Most daycare centers and schools provide guidance for how long to keep your child home to prevent rotavirus from spreading to other students.

Typically, a child needs to be symptom-free for at least 24-hours before returning to school after a rotavirus infection.

How Long Does Rotavirus Last

The rotavirus can survive for a few hours on human hands and for days on hard surfaces. Because it spreads quickly, outbreaks among daycare centers and schools are common, with most outbreaks occurring between November and May in the United States. Once infected with the rotavirus, vomiting and diarrhea can last three to eight days with symptoms appearing about two days after the child is infected.

Keep in mind, the virus is highly contagious and is spread through contact with infected stool. Rotavirus also is resistant to most disinfectant cleaners, including anti-bacterial products. For this reason, most children will be infected with rotavirus at least once before they turn 5.

Once a person has had the virus, they may get it again, although milder. Adults can also catch rotavirus, but since they have most likely had a previous bout of it, symptoms are typically milder.

Is Rotavirus Dangerous?

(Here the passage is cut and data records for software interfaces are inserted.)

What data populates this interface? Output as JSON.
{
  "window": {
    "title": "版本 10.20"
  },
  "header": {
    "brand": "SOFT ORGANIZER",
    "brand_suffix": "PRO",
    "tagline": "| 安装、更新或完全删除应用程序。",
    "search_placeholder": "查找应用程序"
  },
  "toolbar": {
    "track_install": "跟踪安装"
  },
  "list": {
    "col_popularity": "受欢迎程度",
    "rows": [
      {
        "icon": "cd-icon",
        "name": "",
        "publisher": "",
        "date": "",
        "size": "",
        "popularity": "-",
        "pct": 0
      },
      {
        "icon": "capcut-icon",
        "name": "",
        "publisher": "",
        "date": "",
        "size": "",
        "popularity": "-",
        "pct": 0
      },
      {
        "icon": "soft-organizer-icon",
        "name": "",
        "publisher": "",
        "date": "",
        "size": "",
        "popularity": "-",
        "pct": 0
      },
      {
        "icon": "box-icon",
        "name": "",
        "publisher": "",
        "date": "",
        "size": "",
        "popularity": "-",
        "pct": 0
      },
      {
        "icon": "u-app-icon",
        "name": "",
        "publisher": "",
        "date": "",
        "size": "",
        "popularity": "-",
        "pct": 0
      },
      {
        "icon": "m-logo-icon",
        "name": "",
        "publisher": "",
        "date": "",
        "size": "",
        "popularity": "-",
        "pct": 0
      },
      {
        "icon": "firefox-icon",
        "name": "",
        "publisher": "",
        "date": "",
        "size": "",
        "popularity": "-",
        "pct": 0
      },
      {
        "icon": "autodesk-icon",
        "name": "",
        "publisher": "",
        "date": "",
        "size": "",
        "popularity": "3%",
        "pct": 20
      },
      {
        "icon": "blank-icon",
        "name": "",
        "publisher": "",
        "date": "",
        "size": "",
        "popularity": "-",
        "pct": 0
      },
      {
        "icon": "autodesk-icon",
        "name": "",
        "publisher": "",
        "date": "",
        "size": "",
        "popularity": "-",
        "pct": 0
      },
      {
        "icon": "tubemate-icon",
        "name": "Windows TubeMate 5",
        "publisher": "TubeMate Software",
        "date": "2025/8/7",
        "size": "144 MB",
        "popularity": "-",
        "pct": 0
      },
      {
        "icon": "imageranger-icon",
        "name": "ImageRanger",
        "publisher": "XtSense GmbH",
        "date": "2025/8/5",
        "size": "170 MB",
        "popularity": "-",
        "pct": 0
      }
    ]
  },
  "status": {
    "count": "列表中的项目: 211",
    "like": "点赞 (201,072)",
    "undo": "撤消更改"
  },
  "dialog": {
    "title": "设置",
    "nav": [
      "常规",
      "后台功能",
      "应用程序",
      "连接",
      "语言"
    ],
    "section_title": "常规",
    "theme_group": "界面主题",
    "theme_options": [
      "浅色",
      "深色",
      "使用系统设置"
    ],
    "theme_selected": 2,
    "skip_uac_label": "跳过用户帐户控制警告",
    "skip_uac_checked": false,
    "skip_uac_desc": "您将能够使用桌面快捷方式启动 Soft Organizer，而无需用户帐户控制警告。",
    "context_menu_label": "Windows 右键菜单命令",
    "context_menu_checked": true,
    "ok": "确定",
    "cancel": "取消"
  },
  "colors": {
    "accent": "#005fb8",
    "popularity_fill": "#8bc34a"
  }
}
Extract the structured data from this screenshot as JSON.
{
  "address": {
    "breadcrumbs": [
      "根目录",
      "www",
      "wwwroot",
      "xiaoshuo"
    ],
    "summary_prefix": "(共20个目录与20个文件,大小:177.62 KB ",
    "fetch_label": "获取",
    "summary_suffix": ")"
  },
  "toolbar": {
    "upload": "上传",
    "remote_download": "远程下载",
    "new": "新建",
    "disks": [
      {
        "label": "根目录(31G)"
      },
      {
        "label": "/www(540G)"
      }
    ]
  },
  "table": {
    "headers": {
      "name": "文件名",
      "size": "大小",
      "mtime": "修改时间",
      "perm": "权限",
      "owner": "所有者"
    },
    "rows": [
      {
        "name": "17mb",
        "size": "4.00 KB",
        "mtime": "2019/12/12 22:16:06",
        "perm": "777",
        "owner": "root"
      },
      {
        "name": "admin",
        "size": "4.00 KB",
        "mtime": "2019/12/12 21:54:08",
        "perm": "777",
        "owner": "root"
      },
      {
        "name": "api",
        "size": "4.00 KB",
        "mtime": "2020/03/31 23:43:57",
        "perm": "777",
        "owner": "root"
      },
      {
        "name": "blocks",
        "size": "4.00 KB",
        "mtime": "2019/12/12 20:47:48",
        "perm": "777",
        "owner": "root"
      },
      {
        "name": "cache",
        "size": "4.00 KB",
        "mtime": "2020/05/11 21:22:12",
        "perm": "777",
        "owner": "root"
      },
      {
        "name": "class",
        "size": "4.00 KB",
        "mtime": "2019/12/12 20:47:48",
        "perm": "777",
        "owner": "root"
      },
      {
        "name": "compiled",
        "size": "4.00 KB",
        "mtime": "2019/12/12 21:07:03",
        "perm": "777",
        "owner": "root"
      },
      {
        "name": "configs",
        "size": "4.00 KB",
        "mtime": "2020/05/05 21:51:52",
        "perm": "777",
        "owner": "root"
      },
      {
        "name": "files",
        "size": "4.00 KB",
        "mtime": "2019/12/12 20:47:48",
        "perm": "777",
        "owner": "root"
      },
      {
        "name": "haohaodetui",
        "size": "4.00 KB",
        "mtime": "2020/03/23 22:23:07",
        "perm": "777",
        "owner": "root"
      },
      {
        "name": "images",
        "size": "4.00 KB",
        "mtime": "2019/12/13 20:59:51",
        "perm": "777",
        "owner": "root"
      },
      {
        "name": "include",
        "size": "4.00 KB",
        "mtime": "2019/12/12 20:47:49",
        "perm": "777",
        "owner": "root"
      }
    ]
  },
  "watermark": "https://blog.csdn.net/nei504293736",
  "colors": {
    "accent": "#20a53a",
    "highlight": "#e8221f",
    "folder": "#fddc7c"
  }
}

Many cases of rotavirus are mild and pass after a few days of uncomfortable symptoms. In some cases, however, vomiting and diarrhea can be severe and lead to dehydration. Babies under 1-year-old are especially vulnerable.

If during the virus, your child shows signs of dehydration including decreased urination, dry mouth and throat, dizziness upon standing, crying with few or no tears, or unusual sleepiness or fussiness, contact your healthcare provider.

How Long Should My Child Stay Home?

Official guidelines for how long a child should stay home after contracting rotavirus vary from state to state. In Texas, for example, there is no specific guideline for rotavirus, like there is for ringworm or pink eye. However, children with diarrhea, fever, or two or more vomiting episodes in the past 24 hours should be kept out of school.

Wisconsin, on the other hand, has rotavirus-specific guidelines that call for children to be excluded from care for as long as diarrhea is present. In this state, providers are also required to take as many as 10 stool samples for children and staff who show symptoms of the virus.

Most states have guidelines allowing any child to be excluded if they require more care than usual, to such a degree as it would be detrimental to the care of the whole group. Children with rotavirus often require constant attention since vomiting, fever, general discomfort, and the need for rehydration come along with diarrhea.

A safe bet, though, would be to keep your child home for as long as she experiences symptoms of the illness or discomfort. When returning to care, make sure the provider knows why your child has been out and give any special instructions for rehydration.

The Rotavirus Vaccine

Since the virus is highly contagious, many parents choose to vaccinate their child against rotavirus. Children who get the vaccine may still contract the virus, however, most cases in vaccinated children are milder.

Two rotavirus vaccines are available for infants in the United States and both are administered by putting drops in the child's mouth.

RotaTeq (RV5) is given in three doses and Rotarix (RV1) is given in two doses. The first dose is recommended before 15 weeks of age with the remaining doses recommended by 8 months old.

6 Sources
Verywell Family uses only high-quality sources, including peer-reviewed studies, to support the facts within our articles. Read our editorial process to learn more about how we fact-check and keep our content accurate, reliable, and trustworthy.
  1. Centers for Disease control and Prevention. Rotavirus.

  2. Centers for Disease Control and Prevention. Symptoms of rotavirus.

  3. National Foundation for Infectious Diseases. Frequently asked questions about rotavirus.

  4. US National Library of Meicine. Rotavirus infections.

  5. Wisconsin Department of Health and Human Services. Wisconsin childhood communicable diseases.

  6. Centers for Disease Control and Prevention. Rotavirus vaccination: what everyone should know.

Additional Reading

By Stephanie Brown
Stephanie Brown is a parenting writer with experience in the Head Start program and in NAEYC accredited child care centers.